→ **Exercise instructions**: Filter the lines below, copying only those with the string "News".

→ **Given records**:
┄┄┄┄┄┄┄┄┄┄
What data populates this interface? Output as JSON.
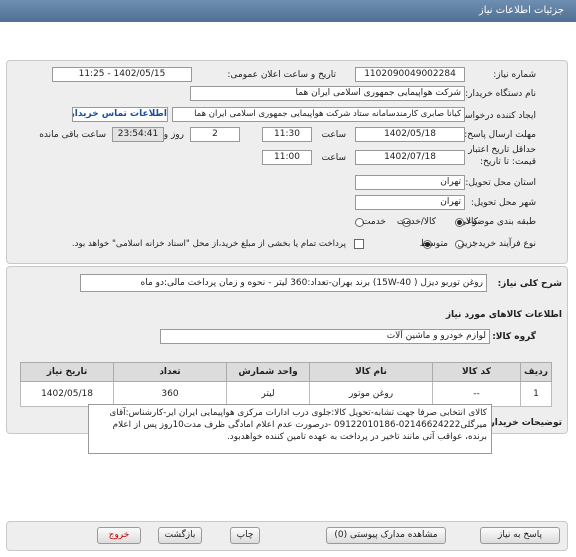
{
  "header": {
    "title": "جزئیات اطلاعات نیاز"
  },
  "form": {
    "need_number_label": "شماره نیاز:",
    "need_number": "1102090049002284",
    "announce_label": "تاریخ و ساعت اعلان عمومی:",
    "announce_value": "1402/05/15 - 11:25",
    "buyer_org_label": "نام دستگاه خریدار:",
    "buyer_org": "شرکت هواپیمایی جمهوری اسلامی ایران هما",
    "creator_label": "ایجاد کننده درخواست:",
    "creator": "کیانا صابری کارمندسامانه ستاد شرکت هواپیمایی جمهوری اسلامی ایران هما",
    "contact_button": "اطلاعات تماس خریدار",
    "deadline_label": "مهلت ارسال پاسخ: تا تاریخ:",
    "deadline_date": "1402/05/18",
    "time_label": "ساعت",
    "deadline_time": "11:30",
    "days": "2",
    "days_label": "روز و",
    "remaining": "23:54:41",
    "remaining_label": "ساعت باقی مانده",
    "validity_label_1": "حداقل تاریخ اعتبار",
    "validity_label_2": "قیمت: تا تاریخ:",
    "validity_date": "1402/07/18",
    "validity_time_label": "ساعت",
    "validity_time": "11:00",
    "province_label": "استان محل تحویل:",
    "province": "تهران",
    "city_label": "شهر محل تحویل:",
    "city": "تهران",
    "category_label": "طبقه بندی موضوعی:",
    "category_options": [
      "کالا",
      "کالا/خدمت",
      "خدمت"
    ],
    "process_label": "نوع فرآیند خرید :",
    "process_options": [
      "جزیی",
      "متوسط"
    ],
    "treasury_note": "پرداخت تمام یا بخشی از مبلغ خرید،از محل \"اسناد خزانه اسلامی\" خواهد بود."
  },
  "summary": {
    "label": "شرح کلی نیاز:",
    "text": "روغن توربو دیزل ( 15W-40) برند بهران-تعداد:360 لیتر - نحوه و زمان پرداخت مالی:دو ماه"
  },
  "goods": {
    "section_title": "اطلاعات کالاهای مورد نیاز",
    "group_label": "گروه کالا:",
    "group_value": "لوازم خودرو و ماشین آلات",
    "columns": [
      "ردیف",
      "کد کالا",
      "نام کالا",
      "واحد شمارش",
      "تعداد",
      "تاریخ نیاز"
    ],
    "rows": [
      {
        "index": "1",
        "code": "--",
        "name": "روغن موتور",
        "unit": "لیتر",
        "qty": "360",
        "date": "1402/05/18"
      }
    ]
  },
  "buyer_notes": {
    "label": "توضیحات خریدار:",
    "text": "کالای انتخابی صرفا جهت تشابه-تحویل کالا:جلوی درب ادارات مرکزی هواپیمایی ایران ایر-کارشناس:آقای میرگلی02146624222-09122010186 -درصورت عدم اعلام امادگی ظرف مدت10روز پس از اعلام برنده، عواقب آتی مانند تاخیر در پرداخت به عهده تامین کننده خواهدبود."
  },
  "actions": {
    "reply": "پاسخ به نیاز",
    "view_docs": "مشاهده مدارک پیوستی (0)",
    "print": "چاپ",
    "back": "بازگشت",
    "exit": "خروج"
  },
  "watermark": {
    "brand": "ParsNamadData",
    "subtitle": "پایگاه اطلاع رسانی مناقصات و مزایدات",
    "phone": "۰۲۱-۸۸۳۴۹۶۷۰-۵"
  }
}
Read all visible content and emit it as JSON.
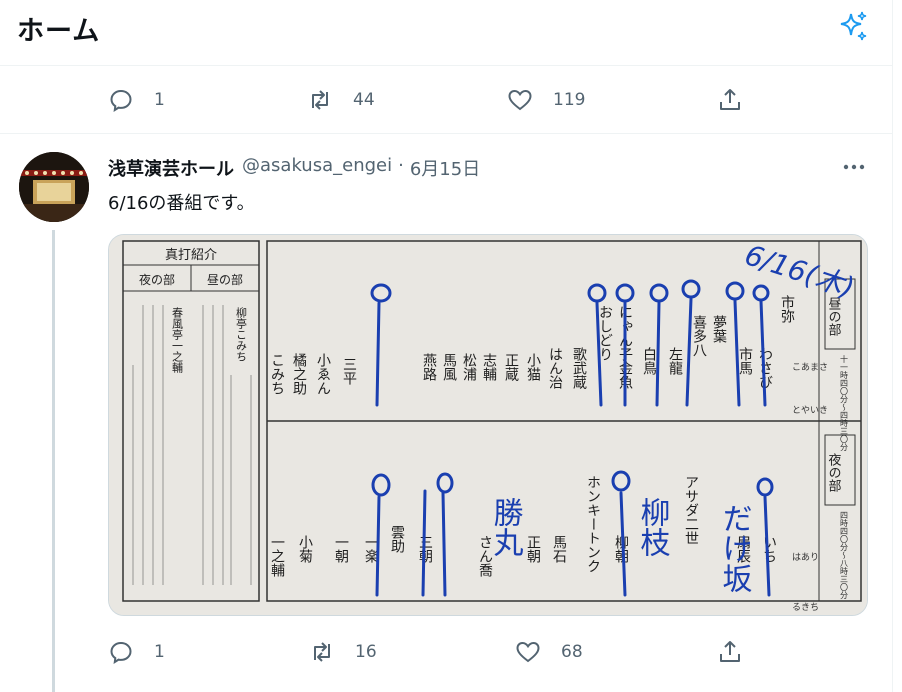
{
  "header": {
    "title": "ホーム",
    "sparkle_icon": "sparkle-icon"
  },
  "prev_tweet_actions": {
    "replies": "1",
    "retweets": "44",
    "likes": "119"
  },
  "tweet": {
    "author_name": "浅草演芸ホール",
    "handle": "@asakusa_engei",
    "separator": "·",
    "date": "6月15日",
    "text": "6/16の番組です。",
    "actions": {
      "replies": "1",
      "retweets": "16",
      "likes": "68"
    }
  },
  "program": {
    "header_box": "真打紹介",
    "evening_label": "夜の部",
    "day_label": "昼の部",
    "intro_name": "柳亭こみち",
    "intro_second": "春風亭一之輔",
    "day_title": "昼の部",
    "day_time": "十一時四〇分〜四時三〇分",
    "night_title": "夜の部",
    "night_time": "四時四〇分〜八時三〇分",
    "handwritten_date": "6/16(木)",
    "day_performers": [
      "こみち",
      "橘之助",
      "小ゑん",
      "三平",
      "燕路",
      "馬風",
      "松浦",
      "志輔",
      "正蔵",
      "小猫",
      "はん治",
      "歌武蔵",
      "おしどり",
      "にゃん子金魚",
      "白鳥",
      "左龍",
      "喜多八",
      "夢葉",
      "市馬",
      "わさび",
      "市弥"
    ],
    "night_performers": [
      "一之輔",
      "小菊",
      "一朝",
      "一楽",
      "雲助",
      "三朝",
      "さん喬",
      "正朝",
      "馬石",
      "ホンキートンク",
      "柳朝",
      "アサダ二世",
      "扇辰",
      "いち"
    ],
    "handwritten_names": [
      "勝丸",
      "柳枝",
      "だけ坂"
    ],
    "foot_labels": [
      "とやいき",
      "るきち"
    ],
    "margin_labels": [
      "こあまさ",
      "はあり"
    ]
  }
}
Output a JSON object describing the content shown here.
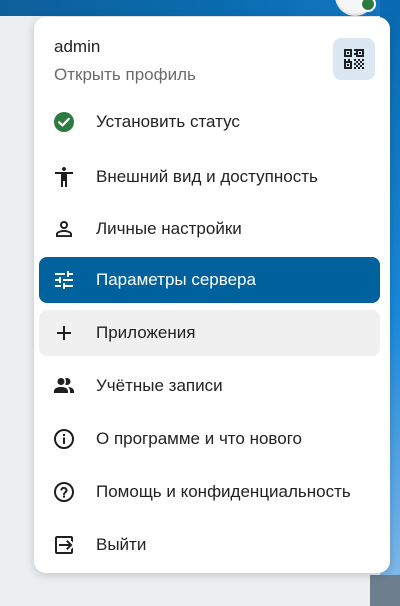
{
  "profile": {
    "username": "admin",
    "open_profile_label": "Открыть профиль",
    "qr_icon": "qr-code-icon"
  },
  "menu": {
    "items": [
      {
        "label": "Установить статус",
        "icon": "status-check-icon"
      },
      {
        "label": "Внешний вид и доступность",
        "icon": "accessibility-icon"
      },
      {
        "label": "Личные настройки",
        "icon": "account-icon"
      },
      {
        "label": "Параметры сервера",
        "icon": "tune-icon",
        "state": "active"
      },
      {
        "label": "Приложения",
        "icon": "plus-icon",
        "state": "hover"
      },
      {
        "label": "Учётные записи",
        "icon": "account-group-icon"
      },
      {
        "label": "О программе и что нового",
        "icon": "info-icon"
      },
      {
        "label": "Помощь и конфиденциальность",
        "icon": "help-icon"
      },
      {
        "label": "Выйти",
        "icon": "logout-icon"
      }
    ]
  },
  "colors": {
    "accent": "#00629d",
    "status_online": "#2d7b41",
    "hover_background": "#f0f0f0",
    "qr_button_background": "#dbe7f2"
  }
}
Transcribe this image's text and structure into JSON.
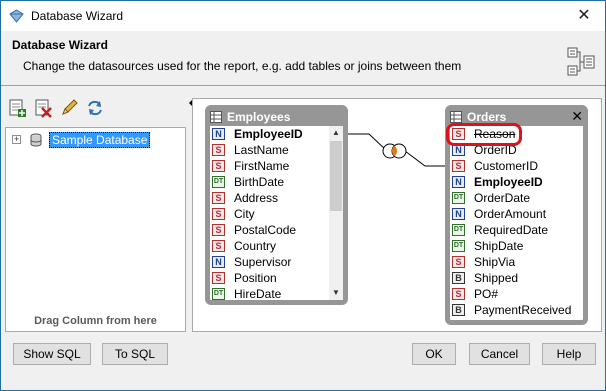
{
  "window": {
    "title": "Database Wizard"
  },
  "header": {
    "title": "Database Wizard",
    "description": "Change the datasources used for the report, e.g. add tables or joins between them"
  },
  "left_panel": {
    "tree_root": "Sample Database",
    "drag_hint": "Drag Column from here"
  },
  "tables": {
    "employees": {
      "name": "Employees",
      "fields": [
        {
          "type": "N",
          "name": "EmployeeID",
          "bold": true
        },
        {
          "type": "S",
          "name": "LastName"
        },
        {
          "type": "S",
          "name": "FirstName"
        },
        {
          "type": "DT",
          "name": "BirthDate"
        },
        {
          "type": "S",
          "name": "Address"
        },
        {
          "type": "S",
          "name": "City"
        },
        {
          "type": "S",
          "name": "PostalCode"
        },
        {
          "type": "S",
          "name": "Country"
        },
        {
          "type": "N",
          "name": "Supervisor"
        },
        {
          "type": "S",
          "name": "Position"
        },
        {
          "type": "DT",
          "name": "HireDate"
        }
      ]
    },
    "orders": {
      "name": "Orders",
      "fields": [
        {
          "type": "S",
          "name": "Reason",
          "strike": true
        },
        {
          "type": "N",
          "name": "OrderID"
        },
        {
          "type": "S",
          "name": "CustomerID"
        },
        {
          "type": "N",
          "name": "EmployeeID",
          "bold": true
        },
        {
          "type": "DT",
          "name": "OrderDate"
        },
        {
          "type": "N",
          "name": "OrderAmount"
        },
        {
          "type": "DT",
          "name": "RequiredDate"
        },
        {
          "type": "DT",
          "name": "ShipDate"
        },
        {
          "type": "S",
          "name": "ShipVia"
        },
        {
          "type": "B",
          "name": "Shipped"
        },
        {
          "type": "S",
          "name": "PO#"
        },
        {
          "type": "B",
          "name": "PaymentReceived"
        }
      ]
    }
  },
  "buttons": {
    "show_sql": "Show SQL",
    "to_sql": "To SQL",
    "ok": "OK",
    "cancel": "Cancel",
    "help": "Help"
  },
  "colors": {
    "highlight": "#d8141e",
    "selection": "#3399ff",
    "table_border": "#969696"
  }
}
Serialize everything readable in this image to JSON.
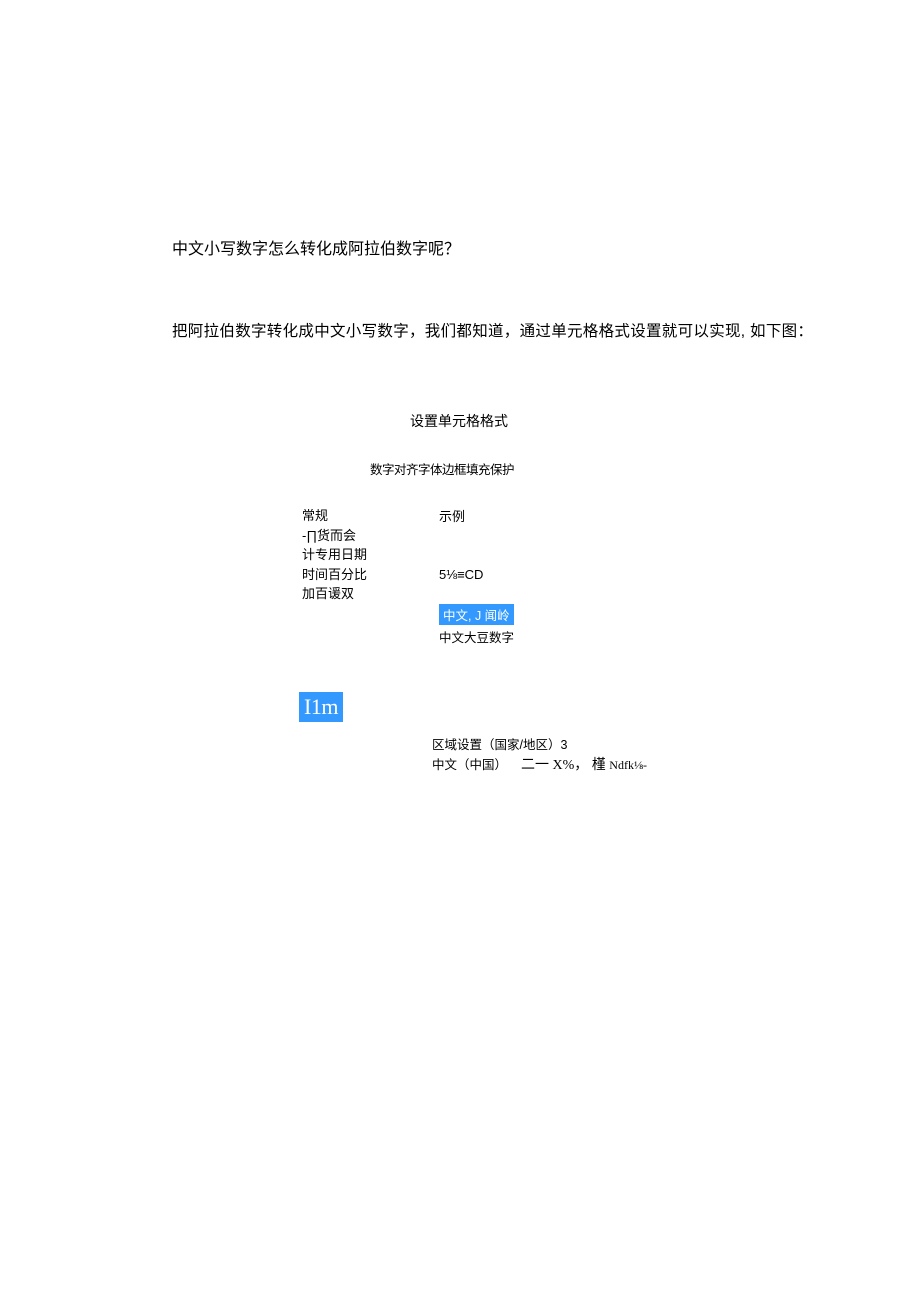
{
  "heading": "中文小写数字怎么转化成阿拉伯数字呢？",
  "description": "把阿拉伯数字转化成中文小写数字，我们都知道，通过单元格格式设置就可以实现, 如下图：",
  "dialog": {
    "title": "设置单元格格式",
    "tabs": "数字对齐字体边框填充保护",
    "categories": {
      "line1": "常规",
      "line2": "-∏货而会",
      "line3": "计专用日期",
      "line4": "时间百分比",
      "line5": "加百谖双"
    },
    "right": {
      "example_label": "示例",
      "type_value": "5⅛≡CD",
      "selected": "中文,  J 闻岭",
      "unselected": "中文大豆数字"
    },
    "badge": "I1m",
    "region": {
      "label": "区域设置（国家/地区）3",
      "locale": "中文（中国）",
      "trailing": "二一 X%，  槿",
      "trailing_small": "Ndfk⅛-"
    }
  }
}
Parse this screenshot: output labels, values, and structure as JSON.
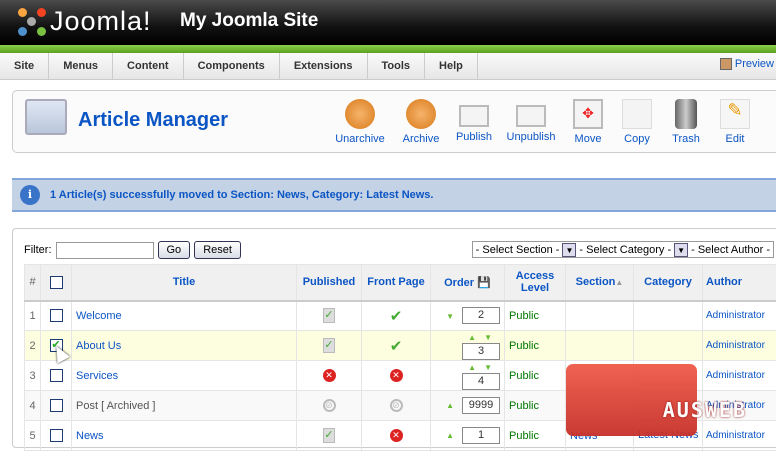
{
  "header": {
    "logo": "Joomla!",
    "site_name": "My Joomla Site"
  },
  "menu": [
    "Site",
    "Menus",
    "Content",
    "Components",
    "Extensions",
    "Tools",
    "Help"
  ],
  "preview": "Preview",
  "toolbar": {
    "title": "Article Manager",
    "buttons": [
      {
        "label": "Unarchive",
        "icon": "unarchive-icon"
      },
      {
        "label": "Archive",
        "icon": "archive-icon"
      },
      {
        "label": "Publish",
        "icon": "publish-icon"
      },
      {
        "label": "Unpublish",
        "icon": "unpublish-icon"
      },
      {
        "label": "Move",
        "icon": "move-icon"
      },
      {
        "label": "Copy",
        "icon": "copy-icon"
      },
      {
        "label": "Trash",
        "icon": "trash-icon"
      },
      {
        "label": "Edit",
        "icon": "edit-icon"
      }
    ]
  },
  "message": "1 Article(s) successfully moved to Section: News, Category: Latest News.",
  "filter": {
    "label": "Filter:",
    "value": "",
    "go": "Go",
    "reset": "Reset",
    "section": "- Select Section -",
    "category": "- Select Category -",
    "author": "- Select Author -"
  },
  "table": {
    "headers": {
      "num": "#",
      "title": "Title",
      "published": "Published",
      "front": "Front Page",
      "order": "Order",
      "access": "Access Level",
      "section": "Section",
      "category": "Category",
      "author": "Author"
    },
    "rows": [
      {
        "num": "1",
        "title": "Welcome",
        "checked": false,
        "published": "yes",
        "front": "yes",
        "order": "2",
        "access": "Public",
        "section": "",
        "category": "",
        "author": "Administrator"
      },
      {
        "num": "2",
        "title": "About Us",
        "checked": true,
        "published": "yes",
        "front": "yes",
        "order": "3",
        "access": "Public",
        "section": "",
        "category": "",
        "author": "Administrator"
      },
      {
        "num": "3",
        "title": "Services",
        "checked": false,
        "published": "no",
        "front": "no",
        "order": "4",
        "access": "Public",
        "section": "",
        "category": "",
        "author": "Administrator"
      },
      {
        "num": "4",
        "title": "Post [ Archived ]",
        "checked": false,
        "published": "archived",
        "front": "archived",
        "order": "9999",
        "access": "Public",
        "section": "",
        "category": "",
        "author": "Administrator"
      },
      {
        "num": "5",
        "title": "News",
        "checked": false,
        "published": "yes",
        "front": "no",
        "order": "1",
        "access": "Public",
        "section": "News",
        "category": "Latest News",
        "author": "Administrator"
      }
    ]
  },
  "watermark": "AUSWEB"
}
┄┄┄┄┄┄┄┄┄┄
→ **Answer for this exercise**:
  "message": "1 Article(s) successfully moved to Section: News, Category: Latest News.",
        "title": "News",
        "section": "News",
        "category": "Latest News",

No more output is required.